Records for the exercise Block Start
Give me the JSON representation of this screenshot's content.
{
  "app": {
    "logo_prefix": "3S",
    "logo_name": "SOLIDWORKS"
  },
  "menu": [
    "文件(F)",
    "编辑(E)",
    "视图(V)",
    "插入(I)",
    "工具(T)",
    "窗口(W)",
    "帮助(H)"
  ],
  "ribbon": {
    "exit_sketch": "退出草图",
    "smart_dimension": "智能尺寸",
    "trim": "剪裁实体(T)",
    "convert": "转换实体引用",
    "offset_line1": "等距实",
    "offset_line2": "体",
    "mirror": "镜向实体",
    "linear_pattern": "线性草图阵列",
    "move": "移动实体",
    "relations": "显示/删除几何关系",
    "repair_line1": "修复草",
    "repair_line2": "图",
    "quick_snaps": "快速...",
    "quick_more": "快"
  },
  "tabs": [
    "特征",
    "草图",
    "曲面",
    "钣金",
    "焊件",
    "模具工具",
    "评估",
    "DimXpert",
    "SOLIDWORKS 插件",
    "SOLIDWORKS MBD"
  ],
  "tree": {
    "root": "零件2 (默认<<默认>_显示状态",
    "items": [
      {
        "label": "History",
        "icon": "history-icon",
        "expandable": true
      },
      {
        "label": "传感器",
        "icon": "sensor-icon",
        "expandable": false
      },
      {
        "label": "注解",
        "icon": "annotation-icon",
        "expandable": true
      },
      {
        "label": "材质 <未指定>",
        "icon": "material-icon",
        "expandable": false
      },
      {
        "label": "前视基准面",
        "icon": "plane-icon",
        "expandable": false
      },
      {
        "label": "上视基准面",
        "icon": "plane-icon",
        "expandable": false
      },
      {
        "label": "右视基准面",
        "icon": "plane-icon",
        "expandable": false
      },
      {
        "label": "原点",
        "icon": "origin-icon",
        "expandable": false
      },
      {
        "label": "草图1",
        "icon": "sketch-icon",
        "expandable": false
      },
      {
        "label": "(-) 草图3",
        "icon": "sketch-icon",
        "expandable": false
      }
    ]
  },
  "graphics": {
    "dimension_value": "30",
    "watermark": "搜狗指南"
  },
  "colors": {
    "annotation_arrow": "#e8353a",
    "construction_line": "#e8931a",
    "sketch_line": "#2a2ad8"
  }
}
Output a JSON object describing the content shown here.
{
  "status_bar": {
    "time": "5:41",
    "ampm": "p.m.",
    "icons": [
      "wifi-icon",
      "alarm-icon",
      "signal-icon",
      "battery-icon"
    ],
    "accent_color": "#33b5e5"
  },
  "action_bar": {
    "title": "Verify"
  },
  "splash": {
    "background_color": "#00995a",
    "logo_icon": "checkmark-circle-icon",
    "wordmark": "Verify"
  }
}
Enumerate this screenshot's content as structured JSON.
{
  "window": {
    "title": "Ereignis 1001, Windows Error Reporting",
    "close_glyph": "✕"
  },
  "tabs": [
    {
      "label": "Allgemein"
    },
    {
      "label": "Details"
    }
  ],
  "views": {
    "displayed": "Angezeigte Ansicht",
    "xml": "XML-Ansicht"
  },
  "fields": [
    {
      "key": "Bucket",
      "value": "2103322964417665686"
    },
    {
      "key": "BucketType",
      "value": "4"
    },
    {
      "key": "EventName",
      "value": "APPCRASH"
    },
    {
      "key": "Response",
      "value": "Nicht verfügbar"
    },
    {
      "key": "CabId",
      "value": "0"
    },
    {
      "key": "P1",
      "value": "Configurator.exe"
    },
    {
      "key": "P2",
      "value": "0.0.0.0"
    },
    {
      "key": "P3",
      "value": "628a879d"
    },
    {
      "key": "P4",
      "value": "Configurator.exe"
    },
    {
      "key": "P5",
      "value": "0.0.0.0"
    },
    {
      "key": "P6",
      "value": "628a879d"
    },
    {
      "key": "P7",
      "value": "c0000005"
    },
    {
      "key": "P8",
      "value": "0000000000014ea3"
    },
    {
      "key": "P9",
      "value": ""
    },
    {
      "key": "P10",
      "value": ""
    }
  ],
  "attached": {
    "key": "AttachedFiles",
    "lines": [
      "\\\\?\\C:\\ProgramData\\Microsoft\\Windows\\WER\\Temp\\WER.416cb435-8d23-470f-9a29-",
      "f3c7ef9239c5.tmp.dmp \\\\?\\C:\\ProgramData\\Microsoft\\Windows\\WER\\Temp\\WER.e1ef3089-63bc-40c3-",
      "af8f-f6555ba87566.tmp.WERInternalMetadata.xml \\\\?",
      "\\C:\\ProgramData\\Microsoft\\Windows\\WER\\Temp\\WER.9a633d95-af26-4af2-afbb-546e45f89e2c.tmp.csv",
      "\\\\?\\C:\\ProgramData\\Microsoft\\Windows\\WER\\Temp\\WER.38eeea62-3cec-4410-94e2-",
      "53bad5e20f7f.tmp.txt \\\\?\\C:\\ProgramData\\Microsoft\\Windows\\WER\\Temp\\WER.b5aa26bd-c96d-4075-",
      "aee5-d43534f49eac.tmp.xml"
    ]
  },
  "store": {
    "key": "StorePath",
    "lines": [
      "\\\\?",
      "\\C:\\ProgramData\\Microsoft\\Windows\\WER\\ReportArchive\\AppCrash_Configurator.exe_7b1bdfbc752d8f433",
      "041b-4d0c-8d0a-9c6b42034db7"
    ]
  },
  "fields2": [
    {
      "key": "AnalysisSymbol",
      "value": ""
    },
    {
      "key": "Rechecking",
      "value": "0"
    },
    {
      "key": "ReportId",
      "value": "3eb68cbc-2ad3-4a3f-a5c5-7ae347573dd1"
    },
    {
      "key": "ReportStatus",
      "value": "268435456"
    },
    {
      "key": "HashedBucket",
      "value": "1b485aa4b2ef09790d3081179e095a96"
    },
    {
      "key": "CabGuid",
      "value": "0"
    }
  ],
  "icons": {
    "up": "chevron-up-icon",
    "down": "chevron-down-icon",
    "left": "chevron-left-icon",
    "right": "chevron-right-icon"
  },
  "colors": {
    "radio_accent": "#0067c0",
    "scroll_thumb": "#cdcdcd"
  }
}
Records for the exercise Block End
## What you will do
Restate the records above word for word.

## The answer
Give me the JSON representation of this screenshot's content.
{
  "app": {
    "logo_prefix": "3S",
    "logo_name": "SOLIDWORKS"
  },
  "menu": [
    "文件(F)",
    "编辑(E)",
    "视图(V)",
    "插入(I)",
    "工具(T)",
    "窗口(W)",
    "帮助(H)"
  ],
  "ribbon": {
    "exit_sketch": "退出草图",
    "smart_dimension": "智能尺寸",
    "trim": "剪裁实体(T)",
    "convert": "转换实体引用",
    "offset_line1": "等距实",
    "offset_line2": "体",
    "mirror": "镜向实体",
    "linear_pattern": "线性草图阵列",
    "move": "移动实体",
    "relations": "显示/删除几何关系",
    "repair_line1": "修复草",
    "repair_line2": "图",
    "quick_snaps": "快速...",
    "quick_more": "快"
  },
  "tabs": [
    "特征",
    "草图",
    "曲面",
    "钣金",
    "焊件",
    "模具工具",
    "评估",
    "DimXpert",
    "SOLIDWORKS 插件",
    "SOLIDWORKS MBD"
  ],
  "tree": {
    "root": "零件2 (默认<<默认>_显示状态",
    "items": [
      {
        "label": "History",
        "icon": "history-icon",
        "expandable": true
      },
      {
        "label": "传感器",
        "icon": "sensor-icon",
        "expandable": false
      },
      {
        "label": "注解",
        "icon": "annotation-icon",
        "expandable": true
      },
      {
        "label": "材质 <未指定>",
        "icon": "material-icon",
        "expandable": false
      },
      {
        "label": "前视基准面",
        "icon": "plane-icon",
        "expandable": false
      },
      {
        "label": "上视基准面",
        "icon": "plane-icon",
        "expandable": false
      },
      {
        "label": "右视基准面",
        "icon": "plane-icon",
        "expandable": false
      },
      {
        "label": "原点",
        "icon": "origin-icon",
        "expandable": false
      },
      {
        "label": "草图1",
        "icon": "sketch-icon",
        "expandable": false
      },
      {
        "label": "(-) 草图3",
        "icon": "sketch-icon",
        "expandable": false
      }
    ]
  },
  "graphics": {
    "dimension_value": "30",
    "watermark": "搜狗指南"
  },
  "colors": {
    "annotation_arrow": "#e8353a",
    "construction_line": "#e8931a",
    "sketch_line": "#2a2ad8"
  }
}
Output a JSON object describing the content shown here.
{
  "status_bar": {
    "time": "5:41",
    "ampm": "p.m.",
    "icons": [
      "wifi-icon",
      "alarm-icon",
      "signal-icon",
      "battery-icon"
    ],
    "accent_color": "#33b5e5"
  },
  "action_bar": {
    "title": "Verify"
  },
  "splash": {
    "background_color": "#00995a",
    "logo_icon": "checkmark-circle-icon",
    "wordmark": "Verify"
  }
}
Enumerate this screenshot's content as structured JSON.
{
  "window": {
    "title": "Ereignis 1001, Windows Error Reporting",
    "close_glyph": "✕"
  },
  "tabs": [
    {
      "label": "Allgemein"
    },
    {
      "label": "Details"
    }
  ],
  "views": {
    "displayed": "Angezeigte Ansicht",
    "xml": "XML-Ansicht"
  },
  "fields": [
    {
      "key": "Bucket",
      "value": "2103322964417665686"
    },
    {
      "key": "BucketType",
      "value": "4"
    },
    {
      "key": "EventName",
      "value": "APPCRASH"
    },
    {
      "key": "Response",
      "value": "Nicht verfügbar"
    },
    {
      "key": "CabId",
      "value": "0"
    },
    {
      "key": "P1",
      "value": "Configurator.exe"
    },
    {
      "key": "P2",
      "value": "0.0.0.0"
    },
    {
      "key": "P3",
      "value": "628a879d"
    },
    {
      "key": "P4",
      "value": "Configurator.exe"
    },
    {
      "key": "P5",
      "value": "0.0.0.0"
    },
    {
      "key": "P6",
      "value": "628a879d"
    },
    {
      "key": "P7",
      "value": "c0000005"
    },
    {
      "key": "P8",
      "value": "0000000000014ea3"
    },
    {
      "key": "P9",
      "value": ""
    },
    {
      "key": "P10",
      "value": ""
    }
  ],
  "attached": {
    "key": "AttachedFiles",
    "lines": [
      "\\\\?\\C:\\ProgramData\\Microsoft\\Windows\\WER\\Temp\\WER.416cb435-8d23-470f-9a29-",
      "f3c7ef9239c5.tmp.dmp \\\\?\\C:\\ProgramData\\Microsoft\\Windows\\WER\\Temp\\WER.e1ef3089-63bc-40c3-",
      "af8f-f6555ba87566.tmp.WERInternalMetadata.xml \\\\?",
      "\\C:\\ProgramData\\Microsoft\\Windows\\WER\\Temp\\WER.9a633d95-af26-4af2-afbb-546e45f89e2c.tmp.csv",
      "\\\\?\\C:\\ProgramData\\Microsoft\\Windows\\WER\\Temp\\WER.38eeea62-3cec-4410-94e2-",
      "53bad5e20f7f.tmp.txt \\\\?\\C:\\ProgramData\\Microsoft\\Windows\\WER\\Temp\\WER.b5aa26bd-c96d-4075-",
      "aee5-d43534f49eac.tmp.xml"
    ]
  },
  "store": {
    "key": "StorePath",
    "lines": [
      "\\\\?",
      "\\C:\\ProgramData\\Microsoft\\Windows\\WER\\ReportArchive\\AppCrash_Configurator.exe_7b1bdfbc752d8f433",
      "041b-4d0c-8d0a-9c6b42034db7"
    ]
  },
  "fields2": [
    {
      "key": "AnalysisSymbol",
      "value": ""
    },
    {
      "key": "Rechecking",
      "value": "0"
    },
    {
      "key": "ReportId",
      "value": "3eb68cbc-2ad3-4a3f-a5c5-7ae347573dd1"
    },
    {
      "key": "ReportStatus",
      "value": "268435456"
    },
    {
      "key": "HashedBucket",
      "value": "1b485aa4b2ef09790d3081179e095a96"
    },
    {
      "key": "CabGuid",
      "value": "0"
    }
  ],
  "icons": {
    "up": "chevron-up-icon",
    "down": "chevron-down-icon",
    "left": "chevron-left-icon",
    "right": "chevron-right-icon"
  },
  "colors": {
    "radio_accent": "#0067c0",
    "scroll_thumb": "#cdcdcd"
  }
}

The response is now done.